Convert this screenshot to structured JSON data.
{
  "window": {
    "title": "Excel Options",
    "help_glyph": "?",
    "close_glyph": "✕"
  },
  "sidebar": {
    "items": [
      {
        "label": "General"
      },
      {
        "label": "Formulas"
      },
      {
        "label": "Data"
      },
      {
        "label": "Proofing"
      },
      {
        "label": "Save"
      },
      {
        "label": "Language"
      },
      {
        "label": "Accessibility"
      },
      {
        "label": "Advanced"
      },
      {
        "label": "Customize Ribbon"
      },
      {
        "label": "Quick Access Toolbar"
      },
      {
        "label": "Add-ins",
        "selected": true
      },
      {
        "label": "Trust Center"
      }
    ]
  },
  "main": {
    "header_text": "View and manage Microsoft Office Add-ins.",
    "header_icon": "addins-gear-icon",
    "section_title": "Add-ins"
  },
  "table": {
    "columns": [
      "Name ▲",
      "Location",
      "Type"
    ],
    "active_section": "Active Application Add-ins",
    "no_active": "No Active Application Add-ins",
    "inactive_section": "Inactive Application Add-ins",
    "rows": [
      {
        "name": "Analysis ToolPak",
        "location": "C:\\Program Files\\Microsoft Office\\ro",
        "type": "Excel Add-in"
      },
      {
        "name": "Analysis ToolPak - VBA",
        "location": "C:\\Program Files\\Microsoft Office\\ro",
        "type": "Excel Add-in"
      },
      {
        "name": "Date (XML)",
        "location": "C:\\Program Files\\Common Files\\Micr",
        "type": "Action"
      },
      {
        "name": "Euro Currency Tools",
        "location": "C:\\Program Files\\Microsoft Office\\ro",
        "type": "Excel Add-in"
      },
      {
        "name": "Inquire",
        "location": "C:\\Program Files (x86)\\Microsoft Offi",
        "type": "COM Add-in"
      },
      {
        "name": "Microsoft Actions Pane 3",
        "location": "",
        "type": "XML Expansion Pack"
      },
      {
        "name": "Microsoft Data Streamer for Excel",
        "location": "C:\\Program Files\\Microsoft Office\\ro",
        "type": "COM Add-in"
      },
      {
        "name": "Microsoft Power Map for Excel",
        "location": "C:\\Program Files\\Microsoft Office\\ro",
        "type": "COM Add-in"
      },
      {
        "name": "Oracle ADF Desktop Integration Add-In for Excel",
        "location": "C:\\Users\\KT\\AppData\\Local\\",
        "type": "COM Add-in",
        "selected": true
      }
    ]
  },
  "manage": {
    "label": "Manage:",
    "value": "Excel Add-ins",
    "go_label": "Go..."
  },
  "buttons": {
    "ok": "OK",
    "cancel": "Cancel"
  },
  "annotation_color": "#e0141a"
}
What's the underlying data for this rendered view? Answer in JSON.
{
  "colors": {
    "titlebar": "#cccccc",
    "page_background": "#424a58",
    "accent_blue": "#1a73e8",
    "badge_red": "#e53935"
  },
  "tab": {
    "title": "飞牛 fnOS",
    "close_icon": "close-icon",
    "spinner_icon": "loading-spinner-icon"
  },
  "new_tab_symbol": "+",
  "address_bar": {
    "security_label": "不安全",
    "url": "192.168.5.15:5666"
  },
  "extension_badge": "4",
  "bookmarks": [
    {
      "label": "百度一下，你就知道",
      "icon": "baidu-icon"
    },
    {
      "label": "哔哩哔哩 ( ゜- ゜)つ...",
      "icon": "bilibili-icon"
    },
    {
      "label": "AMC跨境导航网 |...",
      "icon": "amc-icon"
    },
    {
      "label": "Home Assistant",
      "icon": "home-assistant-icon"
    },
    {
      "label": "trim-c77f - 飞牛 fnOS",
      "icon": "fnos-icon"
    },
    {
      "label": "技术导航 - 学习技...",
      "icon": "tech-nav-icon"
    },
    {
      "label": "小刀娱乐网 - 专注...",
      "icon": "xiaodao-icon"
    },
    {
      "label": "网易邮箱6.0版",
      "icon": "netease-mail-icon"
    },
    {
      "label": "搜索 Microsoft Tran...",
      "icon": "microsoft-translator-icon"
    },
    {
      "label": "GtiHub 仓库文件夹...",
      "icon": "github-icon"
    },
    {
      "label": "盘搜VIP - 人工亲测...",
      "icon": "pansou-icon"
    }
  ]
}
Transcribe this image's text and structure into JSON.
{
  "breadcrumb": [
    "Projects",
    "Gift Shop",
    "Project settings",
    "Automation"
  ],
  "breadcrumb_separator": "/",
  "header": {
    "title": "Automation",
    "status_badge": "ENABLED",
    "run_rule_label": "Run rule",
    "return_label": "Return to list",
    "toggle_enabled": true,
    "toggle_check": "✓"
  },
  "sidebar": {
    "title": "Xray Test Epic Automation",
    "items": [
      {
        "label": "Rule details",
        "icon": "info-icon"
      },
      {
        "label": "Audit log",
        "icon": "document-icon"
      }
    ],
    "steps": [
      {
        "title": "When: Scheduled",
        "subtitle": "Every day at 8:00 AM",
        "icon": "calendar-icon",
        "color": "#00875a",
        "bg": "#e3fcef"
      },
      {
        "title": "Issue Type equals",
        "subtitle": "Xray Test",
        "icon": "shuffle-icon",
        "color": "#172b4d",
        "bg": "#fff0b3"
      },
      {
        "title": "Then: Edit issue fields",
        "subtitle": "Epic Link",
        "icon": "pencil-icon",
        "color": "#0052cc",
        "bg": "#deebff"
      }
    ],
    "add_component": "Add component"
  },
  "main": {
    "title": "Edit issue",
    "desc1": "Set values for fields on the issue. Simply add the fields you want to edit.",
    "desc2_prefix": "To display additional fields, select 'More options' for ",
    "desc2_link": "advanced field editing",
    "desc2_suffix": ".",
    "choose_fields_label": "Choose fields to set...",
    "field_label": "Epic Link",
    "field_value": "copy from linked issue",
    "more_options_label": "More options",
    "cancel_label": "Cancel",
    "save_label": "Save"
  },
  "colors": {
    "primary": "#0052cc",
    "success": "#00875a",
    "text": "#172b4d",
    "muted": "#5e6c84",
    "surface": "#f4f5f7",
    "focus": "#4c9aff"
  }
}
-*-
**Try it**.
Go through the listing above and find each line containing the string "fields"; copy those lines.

**Task solution**.
        "title": "Then: Edit issue fields",
    "desc1": "Set values for fields on the issue. Simply add the fields you want to edit.",
    "desc2_prefix": "To display additional fields, select 'More options' for ",
    "choose_fields_label": "Choose fields to set...",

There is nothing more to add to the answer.